California Gov. Arnold Schwarzenegger’s (R) promise not to raise taxes to address the state’s estimated $24 billion deficit is being met with a television campaign sponsored by the state’s largest union, the Service Employees International Union, which is taking to the airwaves to promote increasing taxes on the oil, tobacco, and liquor industries.
SEIU officials say they hope the 30-second ads being aired around the state will help convince lawmakers to deal with the deficit by increasing taxes instead of approving Schwarzenegger’s proposed cuts in social service spending. The SEIU says the cuts are aimed at the state’s 300,000 home-health workers, many of whom are union members.
‘Balanced Approach’ Called For
“The state really needs a balanced approach to the state budget,” said Steve Trossman, director of United Health Care Workers West, an SEIU subsidiary representing health care workers in the Golden State. “The governor said we need shared sacrifice. Seniors are losing home-health care; he calls that shared sacrifice. When college students can’t afford to go to college, he calls that shared sacrifice.
“There needs to be a middle ground with tax increases and service cuts,” Trossman said, “and that is the position we have taken.”
‘Relatively Meager’ Cuts
Sally Pipes, CEO of the San Francisco-based Pacific Research Institute, said the union is upset about Schwarzenegger’s decision to trim “a relatively meager” $74 million from the home-health budget of Medi-Cal, the state’s Medicaid health insurance program for low-income individuals.
“These 300,000 home-health workers contribute millions of dollars to SEIU coffers,” Pipes said. “Gov. Schwarzenegger’s proposed wage cut is a direct hit on union revenues and a small setback to the SEIU’s plan to monopolize control of U.S. health care.
“The program in question,” Pipes explained, “is the In-Home Supportive Services program, which is derived from a 1950s predecessor that gave low-income, house-bound patients the opportunity to receive subsidies for home-health services from anyone they preferred. As time wore on, the program became more bureaucratized and was gradually taken over by Medi-Cal.”
“Under former governor Gray Davis (D), California made the mistake of transferring the in-home health care providers from independent, non-unionized contractors into a union—SEIU—that is now trying to run the show,” said Lewis Uhler, president of the National Tax Limitation Committee in Roseville, California.
“As a result of this,” Uhler said, “there has been nothing but picketing in Sacramento in recent months. You walk through the capital these days and you wonder if there is anyone at work, what with everyone wearing their purple SEIU T-shirts. It is all part of a stage-play to make legislators think there is an overwhelming public demand for these services, when in fact it is a political stunt trying to influence the outcomes.”
Voters Disagree with Union
Trossman said Schwarzenegger and Republican legislators don’t understand the gravity of the situation.
“We are pretty much at a stark choice: A California that stops taking care of its people, which we have done well for many, many years,” Trossman said, “or the opposite.

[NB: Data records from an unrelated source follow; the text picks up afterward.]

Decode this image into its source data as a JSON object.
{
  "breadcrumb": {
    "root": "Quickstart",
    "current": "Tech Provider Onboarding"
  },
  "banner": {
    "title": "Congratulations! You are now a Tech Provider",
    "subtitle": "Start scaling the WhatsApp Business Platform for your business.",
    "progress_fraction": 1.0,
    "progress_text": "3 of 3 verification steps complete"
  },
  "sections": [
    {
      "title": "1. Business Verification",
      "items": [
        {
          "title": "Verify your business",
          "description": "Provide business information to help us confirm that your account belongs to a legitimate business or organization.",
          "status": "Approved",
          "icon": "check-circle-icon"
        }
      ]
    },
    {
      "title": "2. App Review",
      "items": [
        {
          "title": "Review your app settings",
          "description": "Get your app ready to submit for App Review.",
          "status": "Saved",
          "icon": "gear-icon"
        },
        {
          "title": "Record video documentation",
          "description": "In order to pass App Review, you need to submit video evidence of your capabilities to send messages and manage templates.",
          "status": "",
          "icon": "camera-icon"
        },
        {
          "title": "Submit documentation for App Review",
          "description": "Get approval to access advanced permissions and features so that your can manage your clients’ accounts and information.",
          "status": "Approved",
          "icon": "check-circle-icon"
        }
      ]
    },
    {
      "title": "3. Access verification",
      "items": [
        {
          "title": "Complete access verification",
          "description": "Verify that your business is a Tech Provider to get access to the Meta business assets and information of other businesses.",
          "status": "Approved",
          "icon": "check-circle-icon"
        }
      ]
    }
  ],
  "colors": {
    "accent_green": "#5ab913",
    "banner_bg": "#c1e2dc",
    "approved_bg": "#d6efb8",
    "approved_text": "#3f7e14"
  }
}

The governor’s proposal would eliminate 90 percent of funding for programs. It would cause 200,000 people to lose jobs and 400,000 to lose health care. … It is just wrong.”
The results of a May 19 special election, in which California voters soundly defeated a bevy of budget-related ballot measures that would have raised taxes to reduce the state’s deficit, suggest Californians are more aligned with Schwarzenegger and his allies in the legislature than with Trossman and the SEIU, Pipes says.
The union believes the “political time is right to monopolize the home-health workforce, and its campaign reflects this,” said Pipes.
“Making more people dependent on government for health care only hurts them when they can’t get the services they need,” Pipes continued. “It would be a shame if Gov. Schwarzenegger gave the SEIU complete power over supplying home-health workers to vulnerable Medi-Cal patients.”
Elisha Maldonado ([email protected]) writes from California.